 From a common sense perspective, however, it would be rare, if ever, that there would be an admission of alcohol consumption with nothing else – i.e., evidence as to why the vehicle was stopped, when (especially the time of the day and of the year) and where it was stopped, what was the driver's condition, how did he or she react to the police, what were the driver’s exact words and how were they spoken, etc. These are all important factors to take into account.
 However, he noted that there will rarely be a need for a peace officer to obtain an alcohol consumption history from a driver before forming a reasonable suspicion: Mitchell at paras 35, 37. He based this conclusion on the wording and purpose of section 254(2), which is to provide a brief, but important, investigative tool: Mitchell at para 37.
 I agree with the conclusions of the Manitoba Court of Appeal in Mitchell. In most cases, the admission of consumption alone, without further information about the amount and/or timing of consumption, will be sufficient to ground an objectively reasonable suspicion. Police officers should not be required to inquire into alcohol consumption history with a driver at the roadside.
 To the extent that Hnetka, and decisions that follow it, stand for the proposition that an ambiguous admission of alcohol consumption is insufficient for a reasonable suspicion, I respectfully disagree: see also R v Chipchar, 2009 ABQB 562 (CanLII), 2009 ABQB 562 at para 17,  AJ No 1058.

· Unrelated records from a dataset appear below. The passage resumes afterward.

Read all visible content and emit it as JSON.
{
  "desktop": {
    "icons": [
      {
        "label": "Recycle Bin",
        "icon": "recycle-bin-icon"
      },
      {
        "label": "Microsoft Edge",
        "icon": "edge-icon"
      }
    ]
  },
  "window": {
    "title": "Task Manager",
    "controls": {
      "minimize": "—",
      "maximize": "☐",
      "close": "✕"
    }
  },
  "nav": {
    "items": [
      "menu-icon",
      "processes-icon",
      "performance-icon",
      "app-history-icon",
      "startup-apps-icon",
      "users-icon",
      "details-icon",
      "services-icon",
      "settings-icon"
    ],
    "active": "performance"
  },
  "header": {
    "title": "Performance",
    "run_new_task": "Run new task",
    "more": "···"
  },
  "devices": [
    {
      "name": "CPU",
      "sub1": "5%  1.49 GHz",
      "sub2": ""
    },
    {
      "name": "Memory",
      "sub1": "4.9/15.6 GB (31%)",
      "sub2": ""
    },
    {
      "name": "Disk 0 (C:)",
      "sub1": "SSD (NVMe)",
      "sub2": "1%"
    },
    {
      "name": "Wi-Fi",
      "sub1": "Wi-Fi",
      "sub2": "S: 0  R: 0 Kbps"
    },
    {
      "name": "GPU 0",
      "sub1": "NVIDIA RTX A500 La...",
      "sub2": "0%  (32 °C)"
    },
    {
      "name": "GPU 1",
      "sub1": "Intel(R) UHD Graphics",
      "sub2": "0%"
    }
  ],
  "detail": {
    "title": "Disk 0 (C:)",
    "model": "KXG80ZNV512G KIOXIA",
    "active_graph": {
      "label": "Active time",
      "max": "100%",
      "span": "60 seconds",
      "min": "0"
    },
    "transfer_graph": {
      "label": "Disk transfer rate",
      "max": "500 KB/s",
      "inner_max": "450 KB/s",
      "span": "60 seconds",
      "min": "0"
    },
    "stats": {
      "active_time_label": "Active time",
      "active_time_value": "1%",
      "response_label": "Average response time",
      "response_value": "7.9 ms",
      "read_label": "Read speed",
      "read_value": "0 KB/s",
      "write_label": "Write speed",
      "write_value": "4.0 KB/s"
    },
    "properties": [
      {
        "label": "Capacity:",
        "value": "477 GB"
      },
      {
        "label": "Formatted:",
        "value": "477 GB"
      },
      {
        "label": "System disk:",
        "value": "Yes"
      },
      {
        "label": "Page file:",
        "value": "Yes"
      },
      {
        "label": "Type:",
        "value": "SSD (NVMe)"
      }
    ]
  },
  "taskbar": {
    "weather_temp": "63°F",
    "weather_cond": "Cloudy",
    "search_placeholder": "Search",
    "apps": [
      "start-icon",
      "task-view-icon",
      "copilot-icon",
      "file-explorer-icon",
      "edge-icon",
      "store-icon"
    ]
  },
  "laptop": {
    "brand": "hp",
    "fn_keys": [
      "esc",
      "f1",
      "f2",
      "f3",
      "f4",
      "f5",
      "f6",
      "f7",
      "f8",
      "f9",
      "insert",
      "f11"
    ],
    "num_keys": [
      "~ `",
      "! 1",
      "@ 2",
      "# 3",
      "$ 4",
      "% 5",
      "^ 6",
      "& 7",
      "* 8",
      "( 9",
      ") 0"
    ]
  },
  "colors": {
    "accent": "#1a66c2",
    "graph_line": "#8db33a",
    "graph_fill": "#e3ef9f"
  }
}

 In my view, the wording of section 254(2) suggests that the admission of alcohol alone will, generally, ground an objectively justifiable, reasonable suspicion. That section provides that a peace officer can make a roadside ASD demand where he “has reasonable grounds to suspect that a person has alcohol or a drug in their body and that person has, within the preceding three hours, operated a motor vehicle”. As noted by this Court in Gilroy, the test for reasonable suspicion in section 254(2) is based on consumption alone, not its amount or effects.